(Records to use begins)

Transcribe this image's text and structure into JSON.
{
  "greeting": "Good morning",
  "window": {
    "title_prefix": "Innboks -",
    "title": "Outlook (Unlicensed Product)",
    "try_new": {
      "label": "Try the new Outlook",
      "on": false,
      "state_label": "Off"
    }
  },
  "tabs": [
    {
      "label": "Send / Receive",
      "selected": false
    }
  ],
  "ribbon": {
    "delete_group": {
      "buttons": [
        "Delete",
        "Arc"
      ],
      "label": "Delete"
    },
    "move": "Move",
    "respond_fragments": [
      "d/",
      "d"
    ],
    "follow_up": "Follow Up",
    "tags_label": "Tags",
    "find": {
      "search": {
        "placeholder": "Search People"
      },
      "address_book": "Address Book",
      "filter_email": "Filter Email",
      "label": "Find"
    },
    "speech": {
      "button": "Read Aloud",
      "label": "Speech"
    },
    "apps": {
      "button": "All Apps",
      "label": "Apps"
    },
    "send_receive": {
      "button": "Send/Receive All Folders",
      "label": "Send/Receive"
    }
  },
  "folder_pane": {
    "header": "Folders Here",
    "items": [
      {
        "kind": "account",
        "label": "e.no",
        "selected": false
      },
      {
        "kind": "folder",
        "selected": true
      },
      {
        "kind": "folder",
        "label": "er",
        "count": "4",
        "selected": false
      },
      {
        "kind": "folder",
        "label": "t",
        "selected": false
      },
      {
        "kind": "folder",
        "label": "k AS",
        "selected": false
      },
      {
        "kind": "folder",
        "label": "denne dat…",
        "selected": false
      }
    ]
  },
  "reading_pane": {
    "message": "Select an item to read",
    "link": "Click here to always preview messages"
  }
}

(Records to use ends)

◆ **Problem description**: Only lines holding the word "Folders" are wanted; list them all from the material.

◆ **Exercise answer**:
      "button": "Send/Receive All Folders",
    "header": "Folders Here",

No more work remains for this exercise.